In the mid-1950s, Berg began working with the Stanislaus County branch of the NAACP. At an initial meeting, Berg said he was the only white person who showed up. Under the group's rules, a black NAACP president must have a white vice president, and vice versa.
"They elected me vice president the day I joined," said Berg, adding that at the time, between farming seasons, he was broke. "They loaned me the $5 to join."
Even before joining the group, Berg said he helped an ad hoc committee sue Stanislaus County's then-sheriff, head deputy and jailer for assaulting a black prisoner held on a questionable bad check charge for nearly a year.
Berg was elected to serve the papers to the head deputy. "He had a pistol with a barrel that long," Berg said, holding his hands a foot apart. "He pulled it out from underneath the counter and plunked it down."
Regardless, Berg said he patiently took a seat, waiting for the sheriff himself to accept the papers.
Within a month, Berg said, the sheriff agreed to retire, and the head deputy and jailer were fired. "It was a victory for the black community," Berg said.
As a member of the Agricultural Workers Organizing Committee, Berg said he was one of three farm workers who testified at Washington, D.C., hearings in the mid-1950s addressing farm labor conditions.

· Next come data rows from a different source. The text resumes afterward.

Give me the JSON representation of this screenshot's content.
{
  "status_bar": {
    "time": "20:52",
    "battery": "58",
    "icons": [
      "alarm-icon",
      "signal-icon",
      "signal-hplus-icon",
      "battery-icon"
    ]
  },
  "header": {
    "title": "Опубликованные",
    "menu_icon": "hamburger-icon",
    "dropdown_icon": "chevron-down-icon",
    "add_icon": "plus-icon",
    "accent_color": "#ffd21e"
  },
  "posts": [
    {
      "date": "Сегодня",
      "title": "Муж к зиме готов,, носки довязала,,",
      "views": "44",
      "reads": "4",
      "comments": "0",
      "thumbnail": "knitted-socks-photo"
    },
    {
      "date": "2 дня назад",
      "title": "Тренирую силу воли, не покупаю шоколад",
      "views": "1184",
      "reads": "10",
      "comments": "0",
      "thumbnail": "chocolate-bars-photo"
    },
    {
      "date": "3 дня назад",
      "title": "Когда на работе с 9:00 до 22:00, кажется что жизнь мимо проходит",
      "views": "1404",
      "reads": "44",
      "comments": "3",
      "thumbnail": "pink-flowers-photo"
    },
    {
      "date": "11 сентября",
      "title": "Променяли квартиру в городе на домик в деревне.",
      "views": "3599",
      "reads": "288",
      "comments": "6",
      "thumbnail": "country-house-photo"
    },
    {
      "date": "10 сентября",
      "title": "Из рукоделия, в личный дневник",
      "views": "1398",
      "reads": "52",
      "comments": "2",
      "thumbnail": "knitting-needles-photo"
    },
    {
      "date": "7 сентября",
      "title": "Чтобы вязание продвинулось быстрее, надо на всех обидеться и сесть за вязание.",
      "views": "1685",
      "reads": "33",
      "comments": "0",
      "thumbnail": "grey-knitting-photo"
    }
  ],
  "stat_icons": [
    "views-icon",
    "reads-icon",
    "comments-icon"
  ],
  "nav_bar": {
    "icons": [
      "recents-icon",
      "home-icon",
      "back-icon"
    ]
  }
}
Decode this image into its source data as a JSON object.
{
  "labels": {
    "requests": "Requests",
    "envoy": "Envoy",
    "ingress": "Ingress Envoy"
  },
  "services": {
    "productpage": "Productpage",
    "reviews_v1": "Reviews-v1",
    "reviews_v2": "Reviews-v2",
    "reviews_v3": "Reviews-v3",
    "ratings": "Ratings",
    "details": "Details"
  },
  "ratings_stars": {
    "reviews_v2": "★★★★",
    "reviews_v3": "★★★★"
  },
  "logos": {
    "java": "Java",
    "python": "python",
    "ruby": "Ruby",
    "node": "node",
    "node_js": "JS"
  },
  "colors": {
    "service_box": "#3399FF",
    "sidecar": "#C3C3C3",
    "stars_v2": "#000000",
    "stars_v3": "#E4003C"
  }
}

He proudly recalls standing just feet from Elanor Roosevelt there.
In the months following the start of the Vietnam War, Berg said he helped reorganize and mobilize Democratic clubs in Lodi, Stockton and Modesto. He also organized delegations from Modesto to attend anti-war demonstrations in San Francisco.
In the early 1960s, Berg helped form the Stanislaus County Chapter of the Mexican American Political Association, a group that empowers Mexican-Americans to address abuses of farm workers.
In November, the Tuolumne County Citizens for Peace honored Berg with a plaque "for his lifetime dedication to Peace and Justice."
"He did a lot of wonderful things and he's still at it," Cervelli said. "That's why we gave him the award for staying the course. That's what is so inspirational, that he has not given up, and he hasn't gotten jaded."
Berg says in his line of work, such recognition is rare. "In this kind of thing, if you're looking for medals, forget it," he said. "You're the only one who knows if you deserve a medal or not."
These days, Berg says his hearing is going, making it difficult to participate in community meetings.
"You kind of wind down," he said. "I've got the inspiration, but not the energy." But his age hasn't kept him from becoming an active member of the California Alliance for Retired Americans. Berg is eager to discuss the privatization of Social Security, and the lack of a national health care system.
"Sometimes, if I don't do it," he said. "No one else will."
Contact Cat Sieh at firstname.lastname@example.org or 736-8097
Sierra Views is a weekly feature profiling various people and places of the Sierra foothills; every one and every place has a story. Have a profile suggestion? Call the editor at 588-4546.